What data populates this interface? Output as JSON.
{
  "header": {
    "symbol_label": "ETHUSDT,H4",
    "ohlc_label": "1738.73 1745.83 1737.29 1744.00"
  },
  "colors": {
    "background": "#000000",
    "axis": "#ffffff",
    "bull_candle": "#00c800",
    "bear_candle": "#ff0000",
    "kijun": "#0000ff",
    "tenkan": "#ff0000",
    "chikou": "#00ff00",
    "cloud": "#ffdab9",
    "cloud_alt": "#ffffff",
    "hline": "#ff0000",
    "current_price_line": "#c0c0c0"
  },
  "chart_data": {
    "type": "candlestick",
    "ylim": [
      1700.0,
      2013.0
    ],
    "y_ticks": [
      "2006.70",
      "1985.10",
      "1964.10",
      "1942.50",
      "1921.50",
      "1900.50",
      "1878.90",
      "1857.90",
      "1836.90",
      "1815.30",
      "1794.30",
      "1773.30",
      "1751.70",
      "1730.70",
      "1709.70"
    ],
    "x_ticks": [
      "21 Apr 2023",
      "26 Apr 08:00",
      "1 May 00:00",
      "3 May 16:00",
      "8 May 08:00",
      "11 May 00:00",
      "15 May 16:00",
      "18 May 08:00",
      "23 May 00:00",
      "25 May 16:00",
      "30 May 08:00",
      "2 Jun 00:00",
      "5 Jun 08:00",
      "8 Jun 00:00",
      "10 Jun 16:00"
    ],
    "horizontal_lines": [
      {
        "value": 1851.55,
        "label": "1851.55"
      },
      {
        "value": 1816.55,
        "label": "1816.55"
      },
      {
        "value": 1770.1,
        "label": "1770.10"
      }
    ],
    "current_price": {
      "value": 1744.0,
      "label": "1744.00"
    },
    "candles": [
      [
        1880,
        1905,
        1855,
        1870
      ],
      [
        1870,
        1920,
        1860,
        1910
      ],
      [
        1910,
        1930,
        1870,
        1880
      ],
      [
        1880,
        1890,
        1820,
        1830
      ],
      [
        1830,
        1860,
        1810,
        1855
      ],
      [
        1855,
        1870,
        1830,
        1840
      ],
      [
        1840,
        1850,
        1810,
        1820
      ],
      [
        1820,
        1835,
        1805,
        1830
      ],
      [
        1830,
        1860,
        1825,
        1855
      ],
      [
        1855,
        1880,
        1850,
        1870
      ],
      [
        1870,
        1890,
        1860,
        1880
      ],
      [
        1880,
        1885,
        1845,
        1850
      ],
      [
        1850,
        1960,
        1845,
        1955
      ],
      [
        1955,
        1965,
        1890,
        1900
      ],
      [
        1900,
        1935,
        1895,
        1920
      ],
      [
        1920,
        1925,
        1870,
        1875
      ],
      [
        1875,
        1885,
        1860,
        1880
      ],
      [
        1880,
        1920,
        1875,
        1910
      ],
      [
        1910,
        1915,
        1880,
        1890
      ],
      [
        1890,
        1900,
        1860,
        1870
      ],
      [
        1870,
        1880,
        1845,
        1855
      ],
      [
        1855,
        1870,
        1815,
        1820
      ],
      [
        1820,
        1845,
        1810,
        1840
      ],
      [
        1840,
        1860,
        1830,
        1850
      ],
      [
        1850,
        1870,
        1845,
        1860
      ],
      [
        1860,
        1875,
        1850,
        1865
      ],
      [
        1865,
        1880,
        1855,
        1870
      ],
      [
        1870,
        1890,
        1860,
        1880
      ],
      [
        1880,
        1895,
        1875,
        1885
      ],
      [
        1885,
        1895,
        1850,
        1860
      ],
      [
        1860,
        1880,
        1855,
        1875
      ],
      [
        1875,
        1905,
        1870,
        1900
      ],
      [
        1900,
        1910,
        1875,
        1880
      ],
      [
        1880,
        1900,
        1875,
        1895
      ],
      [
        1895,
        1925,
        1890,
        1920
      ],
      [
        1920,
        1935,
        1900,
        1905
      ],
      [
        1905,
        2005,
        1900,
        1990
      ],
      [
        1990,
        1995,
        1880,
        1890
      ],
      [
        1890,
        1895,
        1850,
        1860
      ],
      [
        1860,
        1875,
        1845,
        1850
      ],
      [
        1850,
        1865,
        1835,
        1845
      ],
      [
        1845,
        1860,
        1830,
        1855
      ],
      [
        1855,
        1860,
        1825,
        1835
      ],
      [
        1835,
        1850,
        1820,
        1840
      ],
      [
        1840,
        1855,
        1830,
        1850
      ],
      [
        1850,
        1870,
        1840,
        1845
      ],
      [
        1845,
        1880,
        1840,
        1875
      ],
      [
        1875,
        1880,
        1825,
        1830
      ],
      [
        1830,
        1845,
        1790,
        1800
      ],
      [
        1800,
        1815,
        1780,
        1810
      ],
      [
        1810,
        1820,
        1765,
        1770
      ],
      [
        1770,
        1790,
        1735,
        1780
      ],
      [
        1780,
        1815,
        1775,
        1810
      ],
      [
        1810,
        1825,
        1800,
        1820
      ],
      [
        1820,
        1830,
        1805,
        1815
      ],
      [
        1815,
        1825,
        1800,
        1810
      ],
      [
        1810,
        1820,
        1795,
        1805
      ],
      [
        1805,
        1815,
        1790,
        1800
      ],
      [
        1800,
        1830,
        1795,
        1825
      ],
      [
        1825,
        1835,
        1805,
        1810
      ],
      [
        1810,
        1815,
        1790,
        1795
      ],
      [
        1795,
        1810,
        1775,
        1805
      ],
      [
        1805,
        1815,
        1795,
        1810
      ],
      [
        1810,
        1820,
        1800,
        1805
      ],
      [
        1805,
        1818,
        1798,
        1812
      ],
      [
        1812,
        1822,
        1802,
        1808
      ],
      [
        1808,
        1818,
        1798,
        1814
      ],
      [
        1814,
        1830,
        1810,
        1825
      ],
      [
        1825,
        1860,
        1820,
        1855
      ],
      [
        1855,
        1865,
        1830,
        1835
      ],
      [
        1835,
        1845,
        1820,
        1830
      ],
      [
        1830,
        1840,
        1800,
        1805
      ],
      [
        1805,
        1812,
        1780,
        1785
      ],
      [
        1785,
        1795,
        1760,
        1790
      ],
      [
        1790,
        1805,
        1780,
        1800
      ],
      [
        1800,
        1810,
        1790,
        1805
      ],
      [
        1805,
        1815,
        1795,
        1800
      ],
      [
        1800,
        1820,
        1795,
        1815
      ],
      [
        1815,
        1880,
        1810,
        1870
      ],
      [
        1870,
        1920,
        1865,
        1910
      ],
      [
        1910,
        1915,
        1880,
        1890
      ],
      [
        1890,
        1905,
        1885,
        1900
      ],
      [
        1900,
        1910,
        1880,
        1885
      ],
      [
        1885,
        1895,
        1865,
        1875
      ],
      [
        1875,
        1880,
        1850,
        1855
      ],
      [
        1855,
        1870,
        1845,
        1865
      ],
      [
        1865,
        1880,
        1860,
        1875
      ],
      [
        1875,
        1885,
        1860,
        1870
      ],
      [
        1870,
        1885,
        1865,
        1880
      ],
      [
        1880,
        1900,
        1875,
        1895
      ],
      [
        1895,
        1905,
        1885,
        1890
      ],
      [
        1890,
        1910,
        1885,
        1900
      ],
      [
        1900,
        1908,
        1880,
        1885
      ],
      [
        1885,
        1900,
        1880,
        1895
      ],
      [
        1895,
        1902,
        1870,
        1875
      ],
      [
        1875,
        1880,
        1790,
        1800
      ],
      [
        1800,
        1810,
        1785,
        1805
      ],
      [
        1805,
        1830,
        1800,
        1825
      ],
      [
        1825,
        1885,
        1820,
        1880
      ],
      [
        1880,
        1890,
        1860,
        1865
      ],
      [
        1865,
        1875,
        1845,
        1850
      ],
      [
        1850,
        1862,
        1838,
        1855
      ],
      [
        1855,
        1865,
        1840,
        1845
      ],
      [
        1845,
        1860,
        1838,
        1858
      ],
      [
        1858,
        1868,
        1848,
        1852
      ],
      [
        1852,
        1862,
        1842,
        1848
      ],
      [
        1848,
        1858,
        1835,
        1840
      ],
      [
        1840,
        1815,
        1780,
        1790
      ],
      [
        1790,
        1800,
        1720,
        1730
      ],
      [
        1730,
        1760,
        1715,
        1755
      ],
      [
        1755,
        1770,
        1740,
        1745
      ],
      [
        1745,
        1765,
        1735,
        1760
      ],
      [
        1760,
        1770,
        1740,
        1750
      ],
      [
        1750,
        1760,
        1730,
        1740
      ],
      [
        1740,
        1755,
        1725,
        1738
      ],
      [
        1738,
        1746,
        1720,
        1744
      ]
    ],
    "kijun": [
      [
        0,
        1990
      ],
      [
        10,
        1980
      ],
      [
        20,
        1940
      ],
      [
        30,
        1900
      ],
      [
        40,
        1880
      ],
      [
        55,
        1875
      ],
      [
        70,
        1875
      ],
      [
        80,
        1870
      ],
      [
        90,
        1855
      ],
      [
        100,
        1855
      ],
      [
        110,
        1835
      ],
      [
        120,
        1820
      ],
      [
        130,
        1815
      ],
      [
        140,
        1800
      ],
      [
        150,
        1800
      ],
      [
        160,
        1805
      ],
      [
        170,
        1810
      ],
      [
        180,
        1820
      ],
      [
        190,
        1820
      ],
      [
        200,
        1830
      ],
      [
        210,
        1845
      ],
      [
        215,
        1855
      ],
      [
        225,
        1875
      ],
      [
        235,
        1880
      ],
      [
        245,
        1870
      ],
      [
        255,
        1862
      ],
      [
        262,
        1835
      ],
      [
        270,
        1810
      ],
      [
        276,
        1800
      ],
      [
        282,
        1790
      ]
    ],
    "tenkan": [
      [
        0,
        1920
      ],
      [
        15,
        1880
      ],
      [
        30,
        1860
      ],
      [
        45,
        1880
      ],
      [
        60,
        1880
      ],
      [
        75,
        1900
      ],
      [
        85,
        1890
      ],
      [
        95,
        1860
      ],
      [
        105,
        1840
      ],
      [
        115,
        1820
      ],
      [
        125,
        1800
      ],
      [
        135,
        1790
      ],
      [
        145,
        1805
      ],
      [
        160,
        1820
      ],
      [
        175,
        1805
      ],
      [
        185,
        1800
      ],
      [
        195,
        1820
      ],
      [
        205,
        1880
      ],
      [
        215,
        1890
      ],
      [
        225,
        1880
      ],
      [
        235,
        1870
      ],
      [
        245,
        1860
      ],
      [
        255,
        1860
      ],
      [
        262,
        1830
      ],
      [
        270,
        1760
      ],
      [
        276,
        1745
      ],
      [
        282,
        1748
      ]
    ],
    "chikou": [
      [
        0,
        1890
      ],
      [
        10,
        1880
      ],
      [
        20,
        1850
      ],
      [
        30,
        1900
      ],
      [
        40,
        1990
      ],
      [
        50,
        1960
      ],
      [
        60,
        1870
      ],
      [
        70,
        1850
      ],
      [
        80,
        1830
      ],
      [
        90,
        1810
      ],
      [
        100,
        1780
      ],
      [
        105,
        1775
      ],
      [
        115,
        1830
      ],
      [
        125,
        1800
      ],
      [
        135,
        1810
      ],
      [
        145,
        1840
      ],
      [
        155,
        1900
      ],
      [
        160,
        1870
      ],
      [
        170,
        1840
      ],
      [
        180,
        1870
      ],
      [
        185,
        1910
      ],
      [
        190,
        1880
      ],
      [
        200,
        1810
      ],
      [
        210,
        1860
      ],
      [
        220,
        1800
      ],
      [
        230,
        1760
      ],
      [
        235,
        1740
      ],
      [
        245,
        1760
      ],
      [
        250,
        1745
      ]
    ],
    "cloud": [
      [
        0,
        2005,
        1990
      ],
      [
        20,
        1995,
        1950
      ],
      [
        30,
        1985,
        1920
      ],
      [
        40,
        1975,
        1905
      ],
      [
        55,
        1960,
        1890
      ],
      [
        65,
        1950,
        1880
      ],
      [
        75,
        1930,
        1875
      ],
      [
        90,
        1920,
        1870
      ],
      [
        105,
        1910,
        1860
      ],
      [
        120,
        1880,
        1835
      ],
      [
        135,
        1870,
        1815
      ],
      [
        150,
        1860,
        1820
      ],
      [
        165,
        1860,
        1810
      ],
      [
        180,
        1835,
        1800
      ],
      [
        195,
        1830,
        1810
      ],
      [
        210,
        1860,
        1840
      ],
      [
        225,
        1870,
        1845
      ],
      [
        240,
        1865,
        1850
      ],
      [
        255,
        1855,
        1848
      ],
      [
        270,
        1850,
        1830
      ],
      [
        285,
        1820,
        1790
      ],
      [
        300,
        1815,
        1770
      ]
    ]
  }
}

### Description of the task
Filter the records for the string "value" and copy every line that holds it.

### Written response
        "value": 1851.55,
        "value": 1816.55,
        "value": 1770.1,
      "value": 1744.0,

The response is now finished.